Effects of genetic selection for high wheel-running activity (17th generation) and access to running wheels on skeletal muscle glucose uptake were studied in mice with the following treatments for 8 wk: 1) access to unlocked wheels; 2) same as 1, but wheels locked 48 h before glucose uptake measurement; or 3) wheels always locked. Selected mice ran more than ranndom-bred (nonselected) mice (8-wk mean + SE = 8,243 + 711 vs. 3,719 + 233 revolutions/day). Body weight was 5–13% lower for selected vs. nonselected groups. Fat pad/body weight was; 40% lower for selected vs. nonselected and unlocked vs. locked groups. Insulin-stimulated glucose uptake and fat pad/body weight were inversely correlated for isolated soleus (r = - 0.333; P < 0.005) but not extensor digitorum longus (EDL) or epitrochlearis muscles. Insulin-stimulated glucose uptake was higher in EDL (P < 0.02) for selected vs. nonselected mice. Glucose uptake did not differ by wheel group, and amount of running did not correlate with glucose uptake for any muscle.

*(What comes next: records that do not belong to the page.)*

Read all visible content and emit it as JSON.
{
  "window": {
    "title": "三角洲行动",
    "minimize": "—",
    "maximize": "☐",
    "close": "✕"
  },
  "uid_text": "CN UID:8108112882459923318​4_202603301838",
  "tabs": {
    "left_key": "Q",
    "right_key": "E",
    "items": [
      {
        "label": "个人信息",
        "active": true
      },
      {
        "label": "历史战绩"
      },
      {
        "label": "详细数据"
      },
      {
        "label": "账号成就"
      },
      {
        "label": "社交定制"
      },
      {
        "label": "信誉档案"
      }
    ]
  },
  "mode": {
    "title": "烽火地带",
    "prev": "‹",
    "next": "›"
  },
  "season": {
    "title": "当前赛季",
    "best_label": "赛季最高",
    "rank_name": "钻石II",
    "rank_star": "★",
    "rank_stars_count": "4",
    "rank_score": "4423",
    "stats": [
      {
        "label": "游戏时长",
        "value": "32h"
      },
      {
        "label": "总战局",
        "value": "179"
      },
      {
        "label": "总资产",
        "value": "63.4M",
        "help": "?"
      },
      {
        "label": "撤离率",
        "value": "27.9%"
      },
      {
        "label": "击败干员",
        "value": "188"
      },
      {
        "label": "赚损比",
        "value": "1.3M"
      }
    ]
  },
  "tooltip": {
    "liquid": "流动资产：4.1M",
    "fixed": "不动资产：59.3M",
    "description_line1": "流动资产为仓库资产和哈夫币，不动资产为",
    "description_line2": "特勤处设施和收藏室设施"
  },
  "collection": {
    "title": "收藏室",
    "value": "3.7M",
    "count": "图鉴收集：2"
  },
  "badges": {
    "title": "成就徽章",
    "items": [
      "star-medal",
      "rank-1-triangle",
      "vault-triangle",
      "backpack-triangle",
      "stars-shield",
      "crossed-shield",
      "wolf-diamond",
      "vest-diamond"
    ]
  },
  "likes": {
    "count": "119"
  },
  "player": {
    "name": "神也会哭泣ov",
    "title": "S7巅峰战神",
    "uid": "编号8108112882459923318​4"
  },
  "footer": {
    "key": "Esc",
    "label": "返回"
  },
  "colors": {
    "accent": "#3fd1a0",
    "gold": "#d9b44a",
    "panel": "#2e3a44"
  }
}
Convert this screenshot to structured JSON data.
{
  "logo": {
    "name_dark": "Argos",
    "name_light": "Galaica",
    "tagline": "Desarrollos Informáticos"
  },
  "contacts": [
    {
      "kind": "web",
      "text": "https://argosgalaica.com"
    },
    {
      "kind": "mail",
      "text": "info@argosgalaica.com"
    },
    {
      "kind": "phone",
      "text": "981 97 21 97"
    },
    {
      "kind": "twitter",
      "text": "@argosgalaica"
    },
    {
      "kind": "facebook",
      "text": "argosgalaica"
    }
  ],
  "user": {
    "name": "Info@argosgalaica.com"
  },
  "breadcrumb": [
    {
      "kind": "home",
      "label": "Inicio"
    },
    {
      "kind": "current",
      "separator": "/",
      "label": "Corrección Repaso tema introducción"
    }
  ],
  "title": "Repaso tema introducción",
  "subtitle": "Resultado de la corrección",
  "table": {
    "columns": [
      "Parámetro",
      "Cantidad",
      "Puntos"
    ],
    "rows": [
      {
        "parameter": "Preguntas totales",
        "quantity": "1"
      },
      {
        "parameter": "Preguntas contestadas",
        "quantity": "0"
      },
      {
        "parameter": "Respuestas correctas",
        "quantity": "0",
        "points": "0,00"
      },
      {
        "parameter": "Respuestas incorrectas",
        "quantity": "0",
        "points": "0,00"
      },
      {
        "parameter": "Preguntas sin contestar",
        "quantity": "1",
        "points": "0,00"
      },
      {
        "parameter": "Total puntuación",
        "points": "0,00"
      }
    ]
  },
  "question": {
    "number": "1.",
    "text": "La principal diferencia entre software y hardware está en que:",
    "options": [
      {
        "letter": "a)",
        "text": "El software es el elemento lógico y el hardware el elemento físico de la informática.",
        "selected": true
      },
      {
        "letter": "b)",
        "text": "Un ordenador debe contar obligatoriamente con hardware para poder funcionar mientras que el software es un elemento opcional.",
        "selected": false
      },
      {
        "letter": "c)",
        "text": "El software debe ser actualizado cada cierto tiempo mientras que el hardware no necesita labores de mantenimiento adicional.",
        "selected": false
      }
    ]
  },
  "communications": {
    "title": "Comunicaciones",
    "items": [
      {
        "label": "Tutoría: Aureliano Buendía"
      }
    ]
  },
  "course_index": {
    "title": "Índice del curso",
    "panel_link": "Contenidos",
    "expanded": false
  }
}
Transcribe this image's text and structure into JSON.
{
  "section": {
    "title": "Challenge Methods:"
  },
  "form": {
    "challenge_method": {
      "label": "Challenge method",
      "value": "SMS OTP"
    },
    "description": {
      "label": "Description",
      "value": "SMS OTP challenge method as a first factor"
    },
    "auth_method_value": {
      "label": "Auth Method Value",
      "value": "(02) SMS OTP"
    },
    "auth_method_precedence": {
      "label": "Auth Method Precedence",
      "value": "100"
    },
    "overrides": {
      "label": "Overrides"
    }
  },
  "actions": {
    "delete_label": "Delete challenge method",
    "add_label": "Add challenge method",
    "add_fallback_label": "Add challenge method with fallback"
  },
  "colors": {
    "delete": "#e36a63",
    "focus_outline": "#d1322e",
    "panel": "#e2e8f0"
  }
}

Wheel running by mice did not enhance subsequent glucose uptake by isolated muscles.
Copyright 2001 the American Physiological Society.